The lift went off without issue. The beam was raised eight times, and cribbing was put in place to capture the load. The collapse technician-trained firefighter/paramedic from Squad 5 crawled under the beam into a safe area and continued packaging and treating the victim. The victim was conscious but confused; both legs were intact but were badly broken.
The Rescue sector transferred care to the Medical sector once the victim was extricated from the pile. The victim was immediately flown to the University of Chicago Level 1 Trauma Center for treatment. The incident and scene were secured and struck out after four hours. The entire rescue was covered on live news across the city.
After many surgeries and months of rehabilitation, the victim was reunited with his rescuers at the quarters of Squad Company 1 for a morning brunch. The gentleman walked in under his own power, hugged each member of the team, and sat for several hours reliving that day.
This incident was impactful for all the right reasons but especially because it was a rescue, not a recovery. It was truly a “we” effort, and the rescuers executed the operation flawlessly. The biggest takeaway from the response was the value of training on large-scale technical rescue incidents. The companies responding to the water reclamation plant were successful because they had prepared. They continued their technical rescue training beyond operations-level education—most importantly, they prepared in an environment that simulated real-world rescues.
The following are lessons learned from this incident:
- Training must simulate real-world rescues based on case studies.
- Specialized crews across the city and region must train together continually.
- Continuing education must be provided for all disciplines.
- New tools and techniques must be introduced and tested.
- On-site subject matter experts should be consulted (Trades).
- Rescue must be coordinated with the Medical sector.
- All rescue members, including Command, must be trained to the level of the incident.
- A team approach with deliberate discussion is the key to success.
- It is important to recognize the severity of the response early and to upgrade the alarm to support all positions. It took 100 rescuers to support one victim. Early resource recognition is critical for successful rescues, especially those that involve multiple trapped victims.
- Teaching newer members is a great way to stay in touch with the ever-changing disciplines.
These lessons all come back to one key point: You cannot overlook the value of shared, common training for members who respond to large-scale incidents and departments that support mutual aid. Operational objectives need to be discussed and trained on for successful rescues.
TIMOTHY WALSH retired as chief of special operations from the Chicago (IL) Fire Department after 33 years of service. He has been a field staff instructor with the University of Illinois Fire Service Institute for the past 17 years, specializing in building collapse, rapid intervention team under fire, and command and company officer fireground command school.

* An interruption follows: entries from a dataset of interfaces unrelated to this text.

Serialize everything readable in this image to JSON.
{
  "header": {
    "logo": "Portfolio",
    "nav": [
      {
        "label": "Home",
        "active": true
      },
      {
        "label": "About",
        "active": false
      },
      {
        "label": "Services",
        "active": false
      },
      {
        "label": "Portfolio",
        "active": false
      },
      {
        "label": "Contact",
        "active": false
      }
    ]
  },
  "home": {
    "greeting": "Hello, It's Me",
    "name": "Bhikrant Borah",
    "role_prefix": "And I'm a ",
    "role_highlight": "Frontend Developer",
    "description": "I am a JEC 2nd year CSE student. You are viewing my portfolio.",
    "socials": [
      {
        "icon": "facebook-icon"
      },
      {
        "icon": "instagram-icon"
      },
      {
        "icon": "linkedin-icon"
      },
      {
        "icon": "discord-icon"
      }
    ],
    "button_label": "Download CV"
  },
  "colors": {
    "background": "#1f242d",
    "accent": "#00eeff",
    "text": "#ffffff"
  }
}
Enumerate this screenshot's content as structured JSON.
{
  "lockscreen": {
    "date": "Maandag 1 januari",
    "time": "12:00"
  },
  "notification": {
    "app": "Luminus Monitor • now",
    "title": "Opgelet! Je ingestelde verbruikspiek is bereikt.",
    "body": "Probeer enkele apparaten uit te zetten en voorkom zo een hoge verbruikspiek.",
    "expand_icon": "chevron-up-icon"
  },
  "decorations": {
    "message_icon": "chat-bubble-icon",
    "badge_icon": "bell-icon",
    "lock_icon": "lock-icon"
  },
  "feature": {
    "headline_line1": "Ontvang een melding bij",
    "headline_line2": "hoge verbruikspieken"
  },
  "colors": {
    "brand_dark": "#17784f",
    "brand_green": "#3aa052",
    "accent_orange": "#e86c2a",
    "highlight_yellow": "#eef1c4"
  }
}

He has a master’s degree in fire and emergency management from Oklahoma State University and multiple certifications in rescue from the Illinois State Fire Marshal’s Office.